|International Classification||G10L15/00, H04Q7/20, G10L15/22, G10L15/28, G10L15/20|
|Cooperative Classification||G10L15/30, H04M2250/74, G10L15/20, H04M1/72572|
|European Classification||H04M1/725F2G, G10L15/20|
|Jun 20, 2002||AS||Assignment|
Owner name: INTEL CORPORATION, CALIFORNIA
Free format text: ASSIGNMENT OF ASSIGNORS INTEREST;ASSIGNORS:DEISHER, MICHAEL E.;KNAUERHASE, ROBERT C.;REEL/FRAME:013034/0286;SIGNING DATES FROM 20020618 TO 20020619
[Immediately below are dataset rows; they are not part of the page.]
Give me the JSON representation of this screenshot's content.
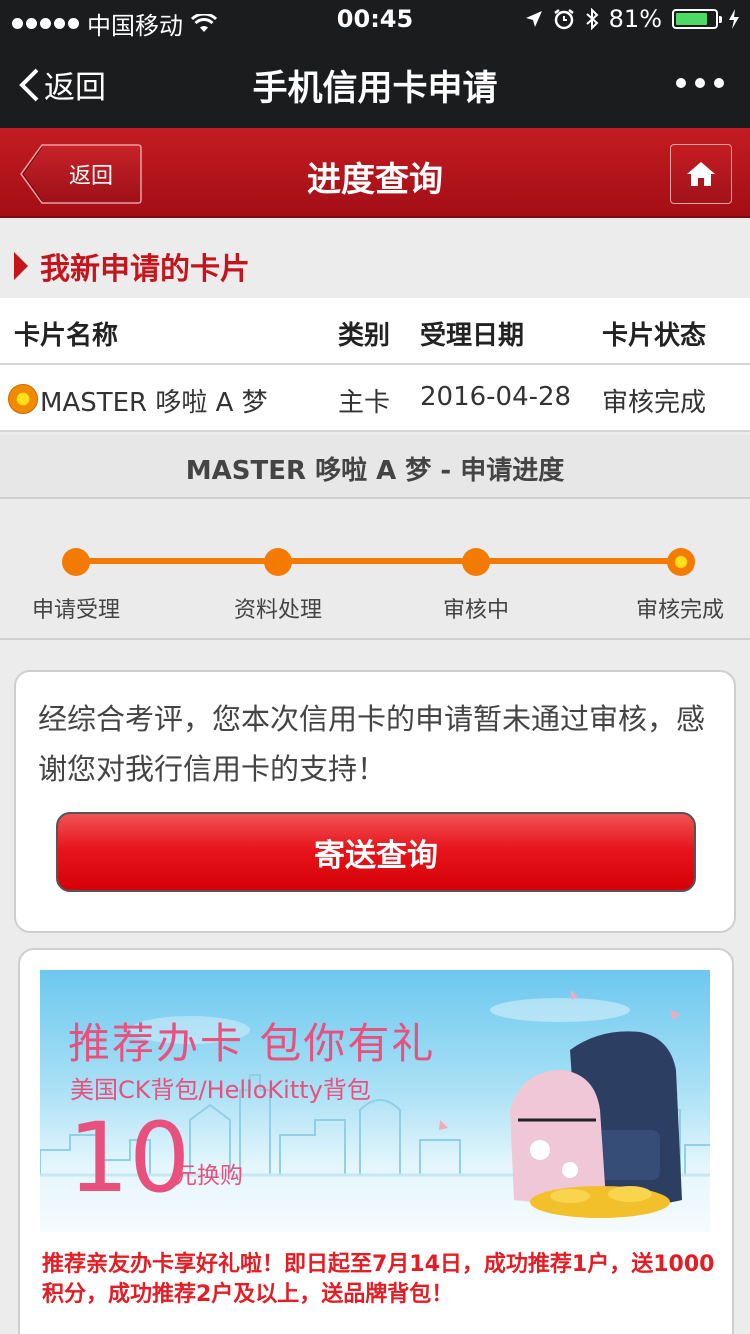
{
  "status_bar": {
    "carrier": "中国移动",
    "time": "00:45",
    "battery": "81%",
    "battery_level": 0.81
  },
  "wechat_nav": {
    "back_label": "返回",
    "title": "手机信用卡申请"
  },
  "bank_header": {
    "back_label": "返回",
    "title": "进度查询"
  },
  "section": {
    "title": "我新申请的卡片"
  },
  "table": {
    "headers": [
      "卡片名称",
      "类别",
      "受理日期",
      "卡片状态"
    ],
    "rows": [
      {
        "name": "MASTER 哆啦 A 梦",
        "type": "主卡",
        "date": "2016-04-28",
        "status": "审核完成"
      }
    ]
  },
  "progress": {
    "title": "MASTER 哆啦 A 梦 - 申请进度",
    "steps": [
      "申请受理",
      "资料处理",
      "审核中",
      "审核完成"
    ],
    "current_step": 4
  },
  "message": {
    "text": "经综合考评，您本次信用卡的申请暂未通过审核，感谢您对我行信用卡的支持！",
    "button_label": "寄送查询"
  },
  "ad": {
    "banner_title": "推荐办卡 包你有礼",
    "banner_subtitle": "美国CK背包/HelloKitty背包",
    "banner_price": "10",
    "banner_price_unit": "元换购",
    "text": "推荐亲友办卡享好礼啦！即日起至7月14日，成功推荐1户，送1000积分，成功推荐2户及以上，送品牌背包！"
  },
  "colors": {
    "brand_red": "#c4141c",
    "progress_orange": "#f47a00",
    "banner_pink": "#e8517e"
  }
}
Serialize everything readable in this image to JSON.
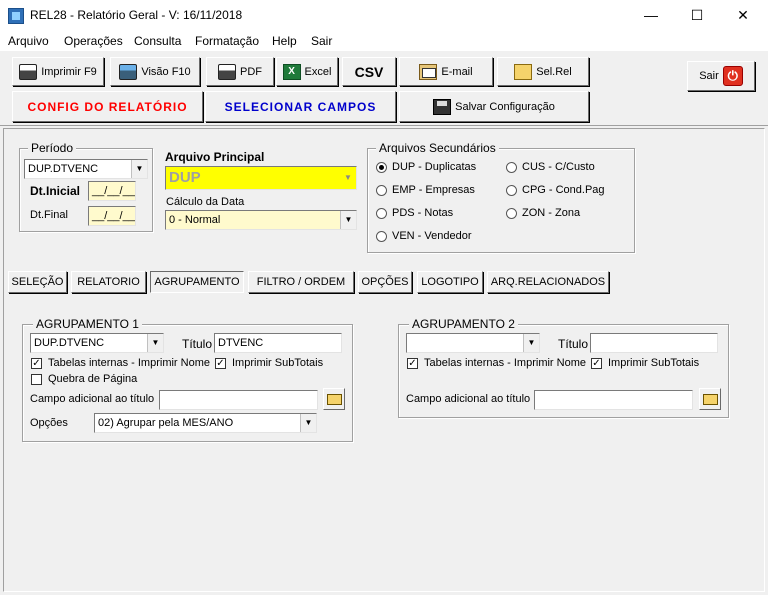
{
  "window": {
    "title": "REL28 - Relatório Geral - V: 16/11/2018",
    "minimize": "—",
    "maximize": "☐",
    "close": "✕"
  },
  "menu": [
    "Arquivo",
    "Operações",
    "Consulta",
    "Formatação",
    "Help",
    "Sair"
  ],
  "toolbar": {
    "print": "Imprimir F9",
    "preview": "Visão F10",
    "pdf": "PDF",
    "excel": "Excel",
    "csv": "CSV",
    "email": "E-mail",
    "selrel": "Sel.Rel",
    "exit": "Sair",
    "config": "CONFIG DO RELATÓRIO",
    "select_fields": "SELECIONAR CAMPOS",
    "save_config": "Salvar Configuração"
  },
  "periodo": {
    "legend": "Período",
    "field": "DUP.DTVENC",
    "dt_inicial_label": "Dt.Inicial",
    "dt_inicial": "__/__/__",
    "dt_final_label": "Dt.Final",
    "dt_final": "__/__/__"
  },
  "arquivo_principal": {
    "label": "Arquivo Principal",
    "value": "DUP",
    "calc_label": "Cálculo da Data",
    "calc_value": "0 - Normal"
  },
  "arquivos_secundarios": {
    "legend": "Arquivos Secundários",
    "options": [
      {
        "label": "DUP - Duplicatas",
        "selected": true
      },
      {
        "label": "EMP - Empresas",
        "selected": false
      },
      {
        "label": "PDS - Notas",
        "selected": false
      },
      {
        "label": "VEN - Vendedor",
        "selected": false
      },
      {
        "label": "CUS - C/Custo",
        "selected": false
      },
      {
        "label": "CPG - Cond.Pag",
        "selected": false
      },
      {
        "label": "ZON - Zona",
        "selected": false
      }
    ]
  },
  "tabs": [
    "SELEÇÃO",
    "RELATORIO",
    "AGRUPAMENTO",
    "FILTRO / ORDEM",
    "OPÇÕES",
    "LOGOTIPO",
    "ARQ.RELACIONADOS"
  ],
  "agrupamento1": {
    "legend": "AGRUPAMENTO 1",
    "field": "DUP.DTVENC",
    "titulo_label": "Título",
    "titulo": "DTVENC",
    "tabelas_internas": "Tabelas internas - Imprimir Nome",
    "subtotais": "Imprimir SubTotais",
    "quebra": "Quebra de Página",
    "campo_adicional": "Campo adicional ao título",
    "opcoes_label": "Opções",
    "opcoes_value": "02) Agrupar pela MES/ANO"
  },
  "agrupamento2": {
    "legend": "AGRUPAMENTO 2",
    "field": "",
    "titulo_label": "Título",
    "titulo": "",
    "tabelas_internas": "Tabelas internas - Imprimir Nome",
    "subtotais": "Imprimir SubTotais",
    "campo_adicional": "Campo adicional ao título"
  }
}
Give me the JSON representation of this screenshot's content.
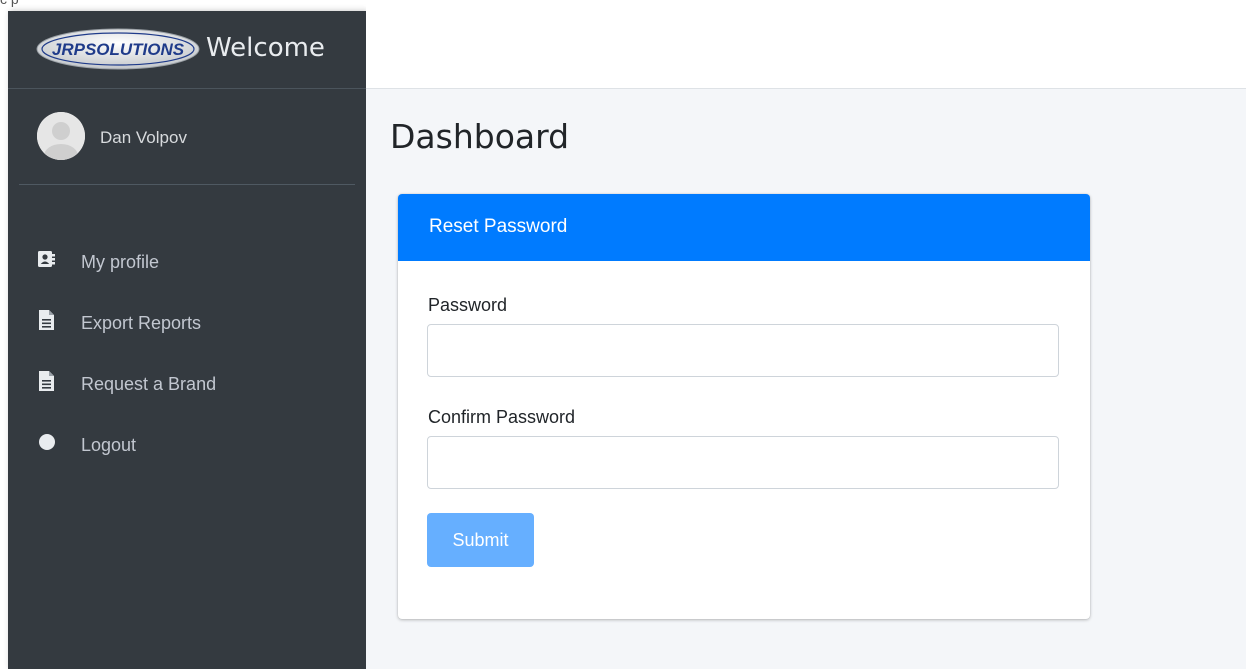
{
  "top_strip": {
    "text": "c p"
  },
  "brand": {
    "logo_text": "JRPSOLUTIONS",
    "title": "Welcome"
  },
  "user": {
    "name": "Dan Volpov"
  },
  "sidebar": {
    "items": [
      {
        "label": "My profile",
        "icon": "contact-card-icon"
      },
      {
        "label": "Export Reports",
        "icon": "document-icon"
      },
      {
        "label": "Request a Brand",
        "icon": "document-icon"
      },
      {
        "label": "Logout",
        "icon": "circle-icon"
      }
    ]
  },
  "main": {
    "page_title": "Dashboard",
    "card": {
      "title": "Reset Password",
      "fields": [
        {
          "label": "Password",
          "value": "",
          "placeholder": ""
        },
        {
          "label": "Confirm Password",
          "value": "",
          "placeholder": ""
        }
      ],
      "submit_label": "Submit"
    }
  },
  "colors": {
    "sidebar_bg": "#343a40",
    "primary": "#007bff",
    "submit_disabled": "#66afff",
    "content_bg": "#f4f6f9"
  }
}
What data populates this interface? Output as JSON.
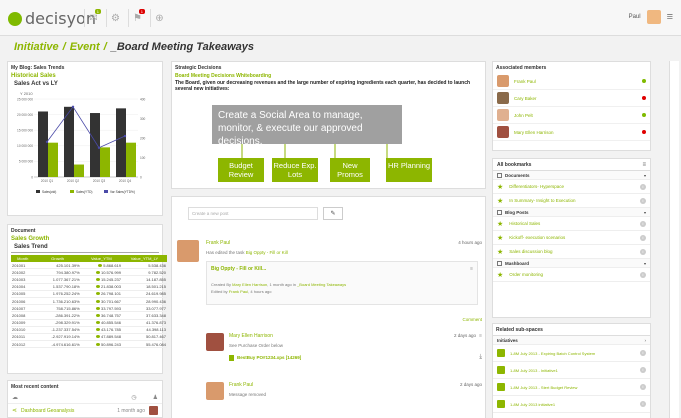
{
  "topbar": {
    "logo_text": "decisyon",
    "badge_1": "1",
    "badge_2": "1",
    "user_name": "Paul"
  },
  "breadcrumb": {
    "part1": "Initiative",
    "part2": "Event",
    "current": "_Board Meeting Takeaways"
  },
  "blog": {
    "panel_title": "My Blog: Sales Trends",
    "section_title": "Historical Sales",
    "chart_title": "Sales Act vs LY"
  },
  "chart_data": {
    "type": "bar",
    "title": "Sales Act vs LY",
    "categories": [
      "2010 Q1",
      "2010 Q2",
      "2010 Q3",
      "2010 Q4"
    ],
    "series": [
      {
        "name": "Sales(ctd)",
        "values": [
          21000000,
          22500000,
          20500000,
          22000000
        ]
      },
      {
        "name": "Sales(YTD)",
        "values": [
          11000000,
          4000000,
          9500000,
          11000000
        ]
      },
      {
        "name": "Var Sales(YTD%)",
        "values": [
          180,
          360,
          150,
          210
        ]
      }
    ],
    "ylim": [
      0,
      25000000
    ],
    "y2lim": [
      0,
      400
    ],
    "yticks": [
      "0",
      "5 000 000",
      "10 000 000",
      "15 000 000",
      "20 000 000",
      "25 000 000"
    ],
    "y2ticks": [
      "0",
      "100",
      "200",
      "300",
      "400"
    ],
    "ylabel_top": "Y 2010"
  },
  "document": {
    "panel_title": "Document",
    "section_title": "Sales Growth",
    "sub_title": "Sales Trend",
    "columns": [
      "Month",
      "Growth",
      "Value_YTM",
      "Value_YTM_LY"
    ],
    "rows": [
      [
        "201001",
        "425.101.39%",
        "5.868.619",
        "5.538.436"
      ],
      [
        "201002",
        "794.380.97%",
        "10.576.999",
        "9.782.520"
      ],
      [
        "201003",
        "1.077.367.21%",
        "15.245.237",
        "14.187.855"
      ],
      [
        "201004",
        "1.537.790.18%",
        "21.838.003",
        "18.501.215"
      ],
      [
        "201005",
        "1.976.252.24%",
        "26.798.101",
        "24.619.985"
      ],
      [
        "201006",
        "1.736.210.63%",
        "30.701.667",
        "28.990.436"
      ],
      [
        "201007",
        "758.715.86%",
        "33.797.593",
        "33.077.977"
      ],
      [
        "201008",
        "-286.391.22%",
        "36.748.757",
        "37.633.348"
      ],
      [
        "201009",
        "-298.329.91%",
        "40.855.546",
        "41.376.873"
      ],
      [
        "201010",
        "-1.237.337.54%",
        "43.176.785",
        "44.398.113"
      ],
      [
        "201011",
        "-2.927.919.14%",
        "47.889.548",
        "50.817.467"
      ],
      [
        "201012",
        "-4.974.616.61%",
        "50.896.243",
        "55.476.084"
      ]
    ]
  },
  "recent": {
    "panel_title": "Most recent content",
    "item_label": "Dashboard Geoanalysis",
    "item_time": "1 month ago"
  },
  "strategic": {
    "panel_title": "Strategic Decisions",
    "section_title": "Board Meeting Decisions Whiteboarding",
    "statement": "The Board, given our decreasing revenues and the large number of expiring ingredients each quarter, has decided to launch several new initiatives:",
    "callout": "Create a Social Area to manage, monitor, & execute our approved decisions.",
    "boxes": [
      "Budget Review",
      "Reduce Exp. Lots",
      "New Promos",
      "HR Planning"
    ]
  },
  "feed": {
    "post_placeholder": "Create a new post",
    "post1": {
      "author": "Frank Paul",
      "time": "4 hours ago",
      "action_prefix": "Has edited the task",
      "action_link": "Big Oppty - Fill or Kill",
      "task_title": "Big Oppty - Fill or Kill...",
      "created_prefix": "Created By",
      "created_by": "Mary Ellen Harrison",
      "created_mid": ", 1 month ago in",
      "created_in": "_Board Meeting Takeaways",
      "edited_prefix": "Edited by",
      "edited_by": "Frank Paul",
      "edited_time": ", 4 hours ago",
      "comment_label": "Comment"
    },
    "post2": {
      "author": "Mary Ellen Harrison",
      "time": "2 days ago",
      "text": "See Purchase Order below",
      "file": "BestBuy PO#1234.xps [14269]"
    },
    "post3": {
      "author": "Frank Paul",
      "time": "2 days ago",
      "text": "Message removed"
    }
  },
  "members": {
    "panel_title": "Associated members",
    "items": [
      {
        "name": "Frank Paul",
        "status": "#7fba00",
        "avatar": "#d99a6c"
      },
      {
        "name": "Cary Baker",
        "status": "#e00000",
        "avatar": "#8a6a4a"
      },
      {
        "name": "John Pelt",
        "status": "#7fba00",
        "avatar": "#e0b090"
      },
      {
        "name": "Mary Ellen Harrison",
        "status": "#e00000",
        "avatar": "#a05040"
      }
    ]
  },
  "bookmarks": {
    "panel_title": "All bookmarks",
    "documents_label": "Documents",
    "items1": [
      "Differentiators- Hyperspace",
      "In Summary- Insight to Execution"
    ],
    "blog_label": "Blog Posts",
    "items2": [
      "Historical Sales",
      "Kickoff- execution scenarios",
      "Sales discussion blog"
    ],
    "mashboard_label": "Mashboard",
    "items3": [
      "Order monitoring"
    ]
  },
  "subspaces": {
    "panel_title": "Related sub-spaces",
    "group_label": "Initiatives",
    "items": [
      "1-8M July 2013 - Expiring Batch Control System",
      "1-8M July 2013 - Initiative1",
      "1-8M July 2013 - Stert Budget Review",
      "1-8M July 2013 initiative1"
    ]
  }
}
|Nov 24, 2010||FPAY||Fee payment|
Year of fee payment: 4
|Oct 29, 2014||FPAY||Fee payment|
Year of fee payment: 8